  • Five-point Rubric for Assembled Final Group Presentations Content coverage, accuracy, depth Organization, transitions, logical flow Related topic to cell biology concepts covered in class; topics covered in sufficient depth 3 points Intro slide(s) frame presentation; topics follow logically, key point summary and opinions in concluding slide(s) 2 points Strayed into clinical topics but still related coverage to some topics covered in class 1-2 point Intro slides weakly point to the rest of presentation; subtopics adequate but weak transitions; weak end to the presentation 1 point Did not discuss the cellular and molecular relevance of the topic. 0 points Inadequate or no introduction; slides do not to tell a coherent story; no summing up 0 points
  • How this rubric looks in practice (in an Excel Spreadsheet): Presentation Coverage, accuracy, depth Organization, transitions, logical flow, balance Total points (awarded to each student in group) presentation Title 1 3 2 5 presentation Title 2 3 2 5 presentation Title 3 3 1 4 presentation Title 4 3 2 5 presentation Title 5 2 2 4 presentation Title 6 2 2 4 presentation Title 7 2 2 4 presentation Title 8 1 2 3
  • Your turn (time permitting): Frame a group project appropriate to your course.
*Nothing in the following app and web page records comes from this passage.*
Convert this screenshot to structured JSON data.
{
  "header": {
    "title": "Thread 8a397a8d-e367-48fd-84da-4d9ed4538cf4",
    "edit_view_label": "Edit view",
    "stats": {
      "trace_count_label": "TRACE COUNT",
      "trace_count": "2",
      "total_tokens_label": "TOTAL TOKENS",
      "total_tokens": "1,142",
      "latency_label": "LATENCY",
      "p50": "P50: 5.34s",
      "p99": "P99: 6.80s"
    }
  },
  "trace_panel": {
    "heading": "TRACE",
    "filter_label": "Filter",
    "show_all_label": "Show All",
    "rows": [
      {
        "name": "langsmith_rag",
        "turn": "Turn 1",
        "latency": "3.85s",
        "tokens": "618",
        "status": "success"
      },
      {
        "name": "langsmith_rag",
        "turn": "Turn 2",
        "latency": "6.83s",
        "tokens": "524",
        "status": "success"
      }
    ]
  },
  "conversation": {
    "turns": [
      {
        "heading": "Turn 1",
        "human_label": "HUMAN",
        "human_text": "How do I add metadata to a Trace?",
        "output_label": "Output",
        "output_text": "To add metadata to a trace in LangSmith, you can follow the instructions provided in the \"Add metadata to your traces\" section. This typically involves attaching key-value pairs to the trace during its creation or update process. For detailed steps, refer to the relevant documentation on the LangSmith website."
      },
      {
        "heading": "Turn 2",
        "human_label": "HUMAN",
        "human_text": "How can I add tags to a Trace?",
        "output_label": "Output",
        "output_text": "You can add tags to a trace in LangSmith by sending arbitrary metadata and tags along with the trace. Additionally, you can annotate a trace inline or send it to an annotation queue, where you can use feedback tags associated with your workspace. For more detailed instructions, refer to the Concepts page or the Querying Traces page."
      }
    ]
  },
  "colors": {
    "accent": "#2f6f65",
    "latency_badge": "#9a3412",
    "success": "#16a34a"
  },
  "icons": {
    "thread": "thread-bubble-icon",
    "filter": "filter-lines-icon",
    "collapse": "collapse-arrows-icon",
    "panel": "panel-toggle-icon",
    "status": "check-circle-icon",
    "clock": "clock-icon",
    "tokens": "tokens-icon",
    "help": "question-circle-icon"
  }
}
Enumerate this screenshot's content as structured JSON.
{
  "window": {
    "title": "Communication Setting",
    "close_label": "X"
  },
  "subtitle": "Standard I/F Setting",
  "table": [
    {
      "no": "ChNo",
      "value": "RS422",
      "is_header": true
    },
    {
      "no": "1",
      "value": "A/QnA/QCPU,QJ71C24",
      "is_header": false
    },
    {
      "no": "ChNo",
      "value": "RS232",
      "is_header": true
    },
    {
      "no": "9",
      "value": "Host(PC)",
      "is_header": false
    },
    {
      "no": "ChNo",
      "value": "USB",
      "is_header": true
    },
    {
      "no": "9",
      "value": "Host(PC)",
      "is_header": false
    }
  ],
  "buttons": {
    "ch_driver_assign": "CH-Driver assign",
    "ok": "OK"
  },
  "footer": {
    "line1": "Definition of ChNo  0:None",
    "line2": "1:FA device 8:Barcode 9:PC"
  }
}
Identify the deliverables of your project and break it down into the number of steps you think make on-time completion of the project reasonable. Then share your ideas with up to 2 others. Take a moment to incorporate your colleagues ideas into your project.
    • Summary of ideas for small group activities:
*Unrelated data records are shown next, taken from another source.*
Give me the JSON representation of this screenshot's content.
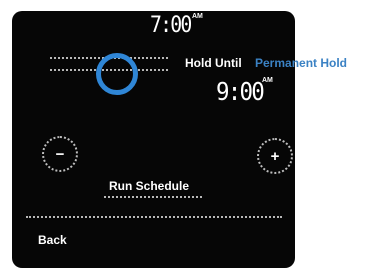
{
  "schedule": {
    "start_time": "7:00",
    "start_ampm": "AM",
    "end_time": "9:00",
    "end_ampm": "AM"
  },
  "hold": {
    "label": "Hold Until",
    "mode": "Permanent Hold"
  },
  "controls": {
    "decrease_symbol": "−",
    "increase_symbol": "+",
    "run_schedule_label": "Run Schedule",
    "back_label": "Back"
  },
  "colors": {
    "accent": "#2f86d6",
    "permanent_hold_text": "#3b82c4",
    "panel_background": "#060606"
  },
  "icons": {
    "slider_handle": "ring-handle-icon"
  }
}
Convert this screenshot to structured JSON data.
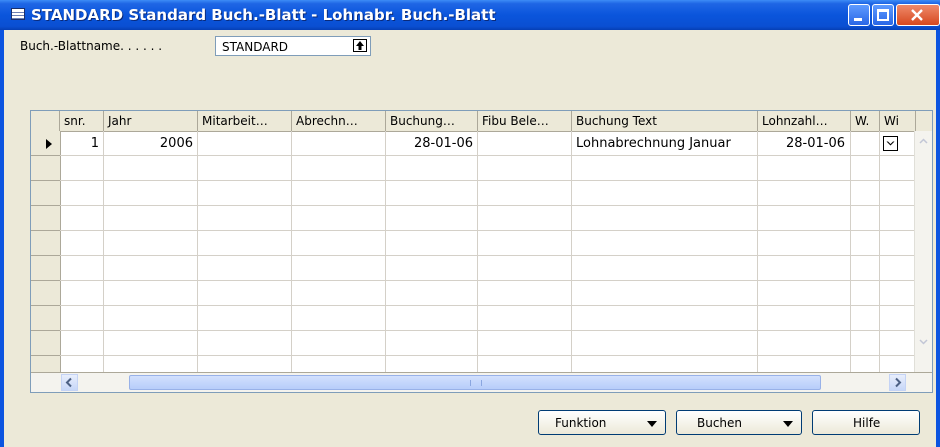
{
  "window": {
    "title": "STANDARD Standard Buch.-Blatt - Lohnabr. Buch.-Blatt"
  },
  "form": {
    "journal_label": "Buch.-Blattname. . . . . .",
    "journal_value": "STANDARD"
  },
  "grid": {
    "columns": [
      "snr.",
      "Jahr",
      "Mitarbeit…",
      "Abrechn…",
      "Buchung…",
      "Fibu Bele…",
      "Buchung Text",
      "Lohnzahl…",
      "W.",
      "Wi"
    ],
    "rows": [
      {
        "snr": "1",
        "jahr": "2006",
        "mitarbeiter": "",
        "abrechnung": "",
        "buchung": "28-01-06",
        "fibu_beleg": "",
        "text": "Lohnabrechnung Januar",
        "lohnzahlung": "28-01-06",
        "w": "",
        "wi": ""
      }
    ]
  },
  "buttons": {
    "funktion": "Funktion",
    "buchen": "Buchen",
    "hilfe": "Hilfe"
  },
  "colors": {
    "titlebar": "#0a55dc",
    "face": "#ece9d8"
  }
}
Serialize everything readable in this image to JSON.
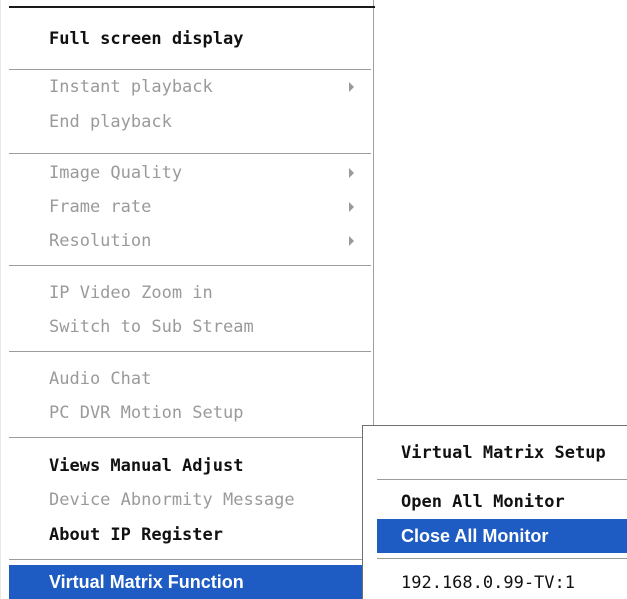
{
  "context_menu": {
    "items": [
      {
        "label": "Full screen display",
        "enabled": true,
        "bold": true,
        "has_submenu": false
      },
      {
        "label": "Instant playback",
        "enabled": false,
        "has_submenu": true
      },
      {
        "label": "End playback",
        "enabled": false,
        "has_submenu": false
      },
      {
        "label": "Image Quality",
        "enabled": false,
        "has_submenu": true
      },
      {
        "label": "Frame rate",
        "enabled": false,
        "has_submenu": true
      },
      {
        "label": "Resolution",
        "enabled": false,
        "has_submenu": true
      },
      {
        "label": "IP Video Zoom in",
        "enabled": false,
        "has_submenu": false
      },
      {
        "label": "Switch to Sub Stream",
        "enabled": false,
        "has_submenu": false
      },
      {
        "label": "Audio Chat",
        "enabled": false,
        "has_submenu": false
      },
      {
        "label": "PC DVR Motion Setup",
        "enabled": false,
        "has_submenu": false
      },
      {
        "label": "Views Manual Adjust",
        "enabled": true,
        "bold": true,
        "has_submenu": false
      },
      {
        "label": "Device Abnormity Message",
        "enabled": false,
        "has_submenu": false
      },
      {
        "label": "About IP Register",
        "enabled": true,
        "bold": true,
        "has_submenu": false
      },
      {
        "label": "Virtual Matrix Function",
        "enabled": true,
        "highlighted": true,
        "has_submenu": true
      }
    ]
  },
  "submenu": {
    "items": [
      {
        "label": "Virtual Matrix Setup",
        "enabled": true,
        "bold": true
      },
      {
        "label": "Open All Monitor",
        "enabled": true,
        "bold": true
      },
      {
        "label": "Close All Monitor",
        "enabled": true,
        "highlighted": true
      },
      {
        "label": "192.168.0.99-TV:1",
        "enabled": true
      }
    ]
  },
  "colors": {
    "highlight": "#1e5cc4",
    "disabled_text": "#9a9a9a",
    "enabled_text": "#111111"
  }
}
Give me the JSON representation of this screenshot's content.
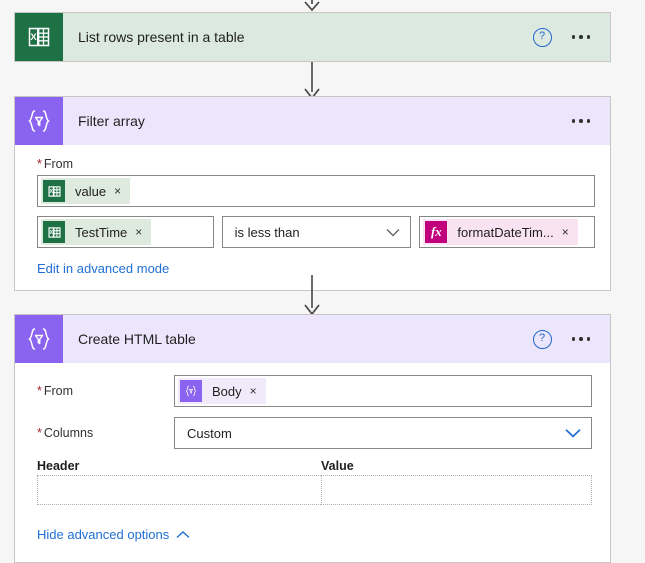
{
  "flow": {
    "connectors": [
      {
        "name": "connector-top"
      },
      {
        "name": "connector-excel-to-filter"
      },
      {
        "name": "connector-filter-to-table"
      }
    ],
    "steps": [
      {
        "id": "list-rows",
        "title": "List rows present in a table",
        "icon": "excel-icon",
        "theme": "green",
        "has_help": true,
        "has_menu": true
      },
      {
        "id": "filter-array",
        "title": "Filter array",
        "icon": "filter-array-icon",
        "theme": "purple",
        "has_help": false,
        "has_menu": true,
        "from_label": "From",
        "from_token": {
          "label": "value",
          "icon": "excel-icon",
          "remove": "×"
        },
        "condition": {
          "left_token": {
            "label": "TestTime",
            "icon": "excel-icon",
            "remove": "×"
          },
          "operator": "is less than",
          "right_token": {
            "label": "formatDateTim...",
            "icon": "function-icon",
            "remove": "×"
          }
        },
        "advanced_link": "Edit in advanced mode"
      },
      {
        "id": "create-html-table",
        "title": "Create HTML table",
        "icon": "create-html-table-icon",
        "theme": "purple",
        "has_help": true,
        "has_menu": true,
        "from_label": "From",
        "from_token": {
          "label": "Body",
          "icon": "filter-array-icon",
          "remove": "×"
        },
        "columns_label": "Columns",
        "columns_value": "Custom",
        "header_column_label": "Header",
        "value_column_label": "Value",
        "header_input_value": "",
        "value_input_value": "",
        "advanced_link": "Hide advanced options"
      }
    ]
  },
  "icons": {
    "help": "?",
    "ellipsis": "•••",
    "chevron_down": "chevron-down-icon",
    "chevron_up": "chevron-up-icon",
    "fx": "fx"
  },
  "colors": {
    "excel_green": "#1d7145",
    "excel_header_bg": "#dce9e1",
    "purple": "#8a64f0",
    "purple_header_bg": "#ebe6fb",
    "function_magenta": "#c1007c",
    "link_blue": "#1f6fd6",
    "required_red": "#a4262c",
    "canvas_bg": "#f6f6f6"
  }
}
    • Co-authored survey tool ( a psychology course )
    • Collaborative art installation or display (an art course)
    • Conference/workshop poster presentation ( any course)
    • Creation of a lesson plan (an education course)
    • Virtual world (e.g., 2 nd Life) activities ( any course)
    • Group activities in social media venues including Wikis, blogs, Facebook, Twitter, etc. ( any course)
    • Group presentation ( any course)
    • Note: these work in F2F, blended or fully online courses!
    • To Summarize: the key to making any group project work is attention to detail!
    • Divide the labors.
    • Define/assign student roles.
    • Keep students on task; break the project into timed, graded segments.
    • Provide for communication among group members to enable decision making and consensus building.
    • Have a rubric for each segment and for the final delivered project.
  • Beyond Clickers, Index Cards & Discussion Forums: Facilitating Small Group Activities, Peer Instruction and Learning Communities in Blended and Online Courses Matt Russell, Ph.D. & Gerald Bergtrom, Ph.D. Learning Technology Consultants Learning Technology Center University of Wisconsin-Milwaukee